* REQUIRED WORK *
Only lines holding "Domaća" are needed; copy each of them from the data below.

- Opening Delimiter -

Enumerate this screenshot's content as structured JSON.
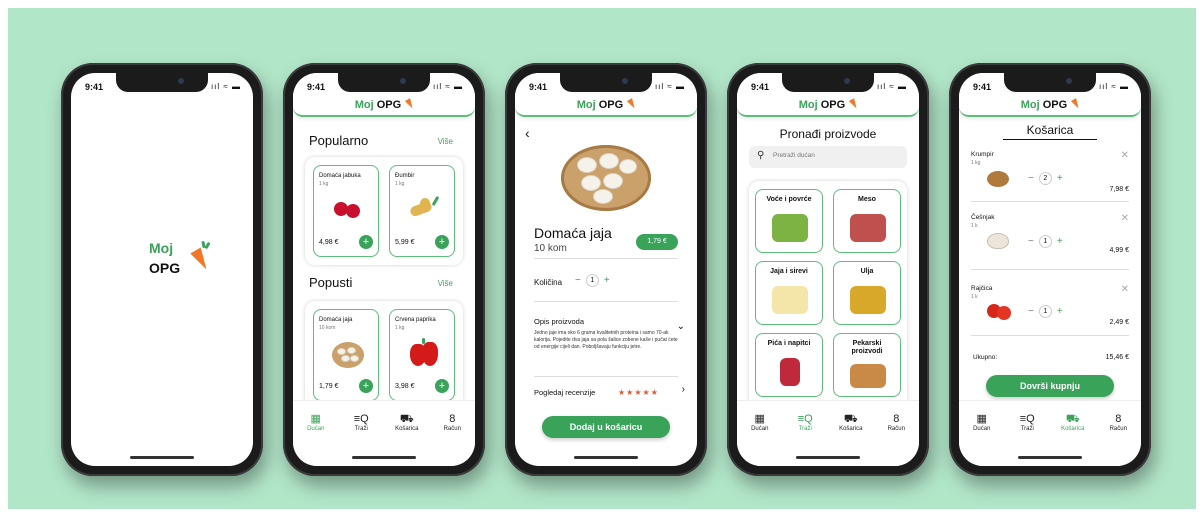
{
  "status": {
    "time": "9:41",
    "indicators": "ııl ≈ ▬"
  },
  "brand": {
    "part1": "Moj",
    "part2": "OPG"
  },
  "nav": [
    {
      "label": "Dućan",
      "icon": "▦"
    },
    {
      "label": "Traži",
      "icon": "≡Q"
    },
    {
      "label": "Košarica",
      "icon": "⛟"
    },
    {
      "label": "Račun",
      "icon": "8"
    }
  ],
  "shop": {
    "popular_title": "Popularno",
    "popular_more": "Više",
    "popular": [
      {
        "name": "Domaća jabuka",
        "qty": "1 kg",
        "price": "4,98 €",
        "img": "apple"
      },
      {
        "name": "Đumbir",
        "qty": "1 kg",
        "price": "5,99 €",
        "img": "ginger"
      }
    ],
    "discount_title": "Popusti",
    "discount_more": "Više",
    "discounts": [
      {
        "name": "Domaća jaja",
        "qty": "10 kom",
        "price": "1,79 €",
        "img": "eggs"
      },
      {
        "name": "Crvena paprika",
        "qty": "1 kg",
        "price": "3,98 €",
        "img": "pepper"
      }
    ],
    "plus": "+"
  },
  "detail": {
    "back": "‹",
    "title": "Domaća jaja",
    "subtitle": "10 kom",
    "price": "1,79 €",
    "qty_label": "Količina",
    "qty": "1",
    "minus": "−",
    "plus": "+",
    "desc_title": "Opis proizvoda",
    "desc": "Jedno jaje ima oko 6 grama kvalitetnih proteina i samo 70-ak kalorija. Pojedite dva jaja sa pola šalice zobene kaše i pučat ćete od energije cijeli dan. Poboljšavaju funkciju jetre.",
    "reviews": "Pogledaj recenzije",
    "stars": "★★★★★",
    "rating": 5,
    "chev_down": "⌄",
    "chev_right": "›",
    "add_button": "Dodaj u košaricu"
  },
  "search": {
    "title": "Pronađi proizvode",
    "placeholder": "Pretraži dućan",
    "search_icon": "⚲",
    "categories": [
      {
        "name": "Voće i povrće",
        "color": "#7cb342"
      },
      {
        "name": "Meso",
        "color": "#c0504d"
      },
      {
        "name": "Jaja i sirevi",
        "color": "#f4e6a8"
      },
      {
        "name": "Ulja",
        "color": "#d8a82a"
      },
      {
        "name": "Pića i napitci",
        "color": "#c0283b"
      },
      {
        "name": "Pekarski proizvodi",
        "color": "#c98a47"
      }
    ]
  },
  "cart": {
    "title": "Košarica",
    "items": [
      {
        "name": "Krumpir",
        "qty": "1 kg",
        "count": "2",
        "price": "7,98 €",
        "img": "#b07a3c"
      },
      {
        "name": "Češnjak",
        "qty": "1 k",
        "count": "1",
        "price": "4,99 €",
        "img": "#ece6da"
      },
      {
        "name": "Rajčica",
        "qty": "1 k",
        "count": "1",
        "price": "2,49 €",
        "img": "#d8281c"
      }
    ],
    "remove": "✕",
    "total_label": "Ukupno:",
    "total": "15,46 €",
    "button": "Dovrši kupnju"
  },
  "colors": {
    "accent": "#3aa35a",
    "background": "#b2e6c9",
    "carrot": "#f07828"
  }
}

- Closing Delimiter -

* EXERCISE ANSWER *
        "name": "Domaća jabuka",
        "name": "Domaća jaja",
    "title": "Domaća jaja",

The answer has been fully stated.